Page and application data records
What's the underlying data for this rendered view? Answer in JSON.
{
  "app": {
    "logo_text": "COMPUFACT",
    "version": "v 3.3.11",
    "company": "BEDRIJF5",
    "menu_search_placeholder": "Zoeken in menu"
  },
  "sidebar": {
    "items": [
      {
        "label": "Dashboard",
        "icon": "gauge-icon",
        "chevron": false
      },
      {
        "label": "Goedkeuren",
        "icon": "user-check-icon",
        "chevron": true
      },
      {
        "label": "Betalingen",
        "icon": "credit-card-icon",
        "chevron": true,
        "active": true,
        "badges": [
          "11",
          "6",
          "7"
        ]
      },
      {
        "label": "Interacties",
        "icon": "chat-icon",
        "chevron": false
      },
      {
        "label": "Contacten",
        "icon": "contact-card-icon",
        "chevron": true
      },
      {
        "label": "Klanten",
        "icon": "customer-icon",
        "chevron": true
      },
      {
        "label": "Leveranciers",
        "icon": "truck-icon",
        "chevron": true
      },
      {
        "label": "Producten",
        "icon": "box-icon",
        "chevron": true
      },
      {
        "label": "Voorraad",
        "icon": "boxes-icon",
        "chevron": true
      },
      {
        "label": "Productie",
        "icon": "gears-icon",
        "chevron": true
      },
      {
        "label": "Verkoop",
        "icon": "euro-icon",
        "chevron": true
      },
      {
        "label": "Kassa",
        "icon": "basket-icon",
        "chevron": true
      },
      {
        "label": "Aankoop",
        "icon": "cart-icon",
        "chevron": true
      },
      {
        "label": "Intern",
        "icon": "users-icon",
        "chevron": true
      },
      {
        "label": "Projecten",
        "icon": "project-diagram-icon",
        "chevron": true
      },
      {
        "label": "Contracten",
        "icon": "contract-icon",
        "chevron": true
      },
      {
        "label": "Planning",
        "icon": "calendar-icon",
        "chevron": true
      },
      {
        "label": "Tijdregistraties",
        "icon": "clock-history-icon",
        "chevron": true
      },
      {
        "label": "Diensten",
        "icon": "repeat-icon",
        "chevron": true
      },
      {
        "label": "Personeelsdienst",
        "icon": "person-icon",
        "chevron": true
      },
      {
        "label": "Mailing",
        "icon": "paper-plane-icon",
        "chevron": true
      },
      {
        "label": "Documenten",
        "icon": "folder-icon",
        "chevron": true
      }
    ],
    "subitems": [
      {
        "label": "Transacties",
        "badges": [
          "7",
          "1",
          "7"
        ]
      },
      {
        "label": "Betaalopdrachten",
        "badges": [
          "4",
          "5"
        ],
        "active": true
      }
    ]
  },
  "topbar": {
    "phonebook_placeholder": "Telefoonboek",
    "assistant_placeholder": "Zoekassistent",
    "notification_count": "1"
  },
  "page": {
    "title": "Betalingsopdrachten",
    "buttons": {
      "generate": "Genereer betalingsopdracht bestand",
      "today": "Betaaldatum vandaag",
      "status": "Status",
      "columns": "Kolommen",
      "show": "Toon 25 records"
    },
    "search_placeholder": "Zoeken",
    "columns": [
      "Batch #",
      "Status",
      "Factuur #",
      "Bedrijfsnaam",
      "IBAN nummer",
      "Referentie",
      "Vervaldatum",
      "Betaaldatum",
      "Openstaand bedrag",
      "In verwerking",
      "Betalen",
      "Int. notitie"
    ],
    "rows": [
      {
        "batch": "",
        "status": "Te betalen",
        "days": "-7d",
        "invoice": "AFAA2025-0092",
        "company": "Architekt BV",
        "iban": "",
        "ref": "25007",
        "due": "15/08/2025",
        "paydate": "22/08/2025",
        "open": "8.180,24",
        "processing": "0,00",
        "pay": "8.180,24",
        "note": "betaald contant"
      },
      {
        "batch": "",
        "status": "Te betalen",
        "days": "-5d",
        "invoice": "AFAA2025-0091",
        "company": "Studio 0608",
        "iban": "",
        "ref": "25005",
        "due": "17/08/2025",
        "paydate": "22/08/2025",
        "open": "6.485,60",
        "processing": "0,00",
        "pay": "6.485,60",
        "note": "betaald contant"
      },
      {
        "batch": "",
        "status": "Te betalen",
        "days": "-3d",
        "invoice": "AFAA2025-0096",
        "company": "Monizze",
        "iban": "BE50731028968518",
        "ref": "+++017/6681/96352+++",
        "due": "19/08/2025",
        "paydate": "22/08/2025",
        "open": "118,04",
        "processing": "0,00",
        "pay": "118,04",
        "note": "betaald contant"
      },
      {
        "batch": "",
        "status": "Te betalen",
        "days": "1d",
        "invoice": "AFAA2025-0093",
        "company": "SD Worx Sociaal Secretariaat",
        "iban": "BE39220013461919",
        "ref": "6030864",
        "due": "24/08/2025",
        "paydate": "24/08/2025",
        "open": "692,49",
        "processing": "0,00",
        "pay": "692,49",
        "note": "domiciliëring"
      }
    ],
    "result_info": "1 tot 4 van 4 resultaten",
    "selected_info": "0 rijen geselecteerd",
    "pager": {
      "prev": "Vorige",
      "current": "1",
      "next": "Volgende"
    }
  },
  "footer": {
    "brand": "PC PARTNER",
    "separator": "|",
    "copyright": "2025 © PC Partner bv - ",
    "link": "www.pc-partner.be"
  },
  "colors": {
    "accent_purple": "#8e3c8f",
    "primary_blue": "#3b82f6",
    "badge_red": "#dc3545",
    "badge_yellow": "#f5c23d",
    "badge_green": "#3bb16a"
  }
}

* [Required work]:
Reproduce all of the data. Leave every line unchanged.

* [Problem solution]:
What's the underlying data for this rendered view? Answer in JSON.
{
  "app": {
    "logo_text": "COMPUFACT",
    "version": "v 3.3.11",
    "company": "BEDRIJF5",
    "menu_search_placeholder": "Zoeken in menu"
  },
  "sidebar": {
    "items": [
      {
        "label": "Dashboard",
        "icon": "gauge-icon",
        "chevron": false
      },
      {
        "label": "Goedkeuren",
        "icon": "user-check-icon",
        "chevron": true
      },
      {
        "label": "Betalingen",
        "icon": "credit-card-icon",
        "chevron": true,
        "active": true,
        "badges": [
          "11",
          "6",
          "7"
        ]
      },
      {
        "label": "Interacties",
        "icon": "chat-icon",
        "chevron": false
      },
      {
        "label": "Contacten",
        "icon": "contact-card-icon",
        "chevron": true
      },
      {
        "label": "Klanten",
        "icon": "customer-icon",
        "chevron": true
      },
      {
        "label": "Leveranciers",
        "icon": "truck-icon",
        "chevron": true
      },
      {
        "label": "Producten",
        "icon": "box-icon",
        "chevron": true
      },
      {
        "label": "Voorraad",
        "icon": "boxes-icon",
        "chevron": true
      },
      {
        "label": "Productie",
        "icon": "gears-icon",
        "chevron": true
      },
      {
        "label": "Verkoop",
        "icon": "euro-icon",
        "chevron": true
      },
      {
        "label": "Kassa",
        "icon": "basket-icon",
        "chevron": true
      },
      {
        "label": "Aankoop",
        "icon": "cart-icon",
        "chevron": true
      },
      {
        "label": "Intern",
        "icon": "users-icon",
        "chevron": true
      },
      {
        "label": "Projecten",
        "icon": "project-diagram-icon",
        "chevron": true
      },
      {
        "label": "Contracten",
        "icon": "contract-icon",
        "chevron": true
      },
      {
        "label": "Planning",
        "icon": "calendar-icon",
        "chevron": true
      },
      {
        "label": "Tijdregistraties",
        "icon": "clock-history-icon",
        "chevron": true
      },
      {
        "label": "Diensten",
        "icon": "repeat-icon",
        "chevron": true
      },
      {
        "label": "Personeelsdienst",
        "icon": "person-icon",
        "chevron": true
      },
      {
        "label": "Mailing",
        "icon": "paper-plane-icon",
        "chevron": true
      },
      {
        "label": "Documenten",
        "icon": "folder-icon",
        "chevron": true
      }
    ],
    "subitems": [
      {
        "label": "Transacties",
        "badges": [
          "7",
          "1",
          "7"
        ]
      },
      {
        "label": "Betaalopdrachten",
        "badges": [
          "4",
          "5"
        ],
        "active": true
      }
    ]
  },
  "topbar": {
    "phonebook_placeholder": "Telefoonboek",
    "assistant_placeholder": "Zoekassistent",
    "notification_count": "1"
  },
  "page": {
    "title": "Betalingsopdrachten",
    "buttons": {
      "generate": "Genereer betalingsopdracht bestand",
      "today": "Betaaldatum vandaag",
      "status": "Status",
      "columns": "Kolommen",
      "show": "Toon 25 records"
    },
    "search_placeholder": "Zoeken",
    "columns": [
      "Batch #",
      "Status",
      "Factuur #",
      "Bedrijfsnaam",
      "IBAN nummer",
      "Referentie",
      "Vervaldatum",
      "Betaaldatum",
      "Openstaand bedrag",
      "In verwerking",
      "Betalen",
      "Int. notitie"
    ],
    "rows": [
      {
        "batch": "",
        "status": "Te betalen",
        "days": "-7d",
        "invoice": "AFAA2025-0092",
        "company": "Architekt BV",
        "iban": "",
        "ref": "25007",
        "due": "15/08/2025",
        "paydate": "22/08/2025",
        "open": "8.180,24",
        "processing": "0,00",
        "pay": "8.180,24",
        "note": "betaald contant"
      },
      {
        "batch": "",
        "status": "Te betalen",
        "days": "-5d",
        "invoice": "AFAA2025-0091",
        "company": "Studio 0608",
        "iban": "",
        "ref": "25005",
        "due": "17/08/2025",
        "paydate": "22/08/2025",
        "open": "6.485,60",
        "processing": "0,00",
        "pay": "6.485,60",
        "note": "betaald contant"
      },
      {
        "batch": "",
        "status": "Te betalen",
        "days": "-3d",
        "invoice": "AFAA2025-0096",
        "company": "Monizze",
        "iban": "BE50731028968518",
        "ref": "+++017/6681/96352+++",
        "due": "19/08/2025",
        "paydate": "22/08/2025",
        "open": "118,04",
        "processing": "0,00",
        "pay": "118,04",
        "note": "betaald contant"
      },
      {
        "batch": "",
        "status": "Te betalen",
        "days": "1d",
        "invoice": "AFAA2025-0093",
        "company": "SD Worx Sociaal Secretariaat",
        "iban": "BE39220013461919",
        "ref": "6030864",
        "due": "24/08/2025",
        "paydate": "24/08/2025",
        "open": "692,49",
        "processing": "0,00",
        "pay": "692,49",
        "note": "domiciliëring"
      }
    ],
    "result_info": "1 tot 4 van 4 resultaten",
    "selected_info": "0 rijen geselecteerd",
    "pager": {
      "prev": "Vorige",
      "current": "1",
      "next": "Volgende"
    }
  },
  "footer": {
    "brand": "PC PARTNER",
    "separator": "|",
    "copyright": "2025 © PC Partner bv - ",
    "link": "www.pc-partner.be"
  },
  "colors": {
    "accent_purple": "#8e3c8f",
    "primary_blue": "#3b82f6",
    "badge_red": "#dc3545",
    "badge_yellow": "#f5c23d",
    "badge_green": "#3bb16a"
  }
}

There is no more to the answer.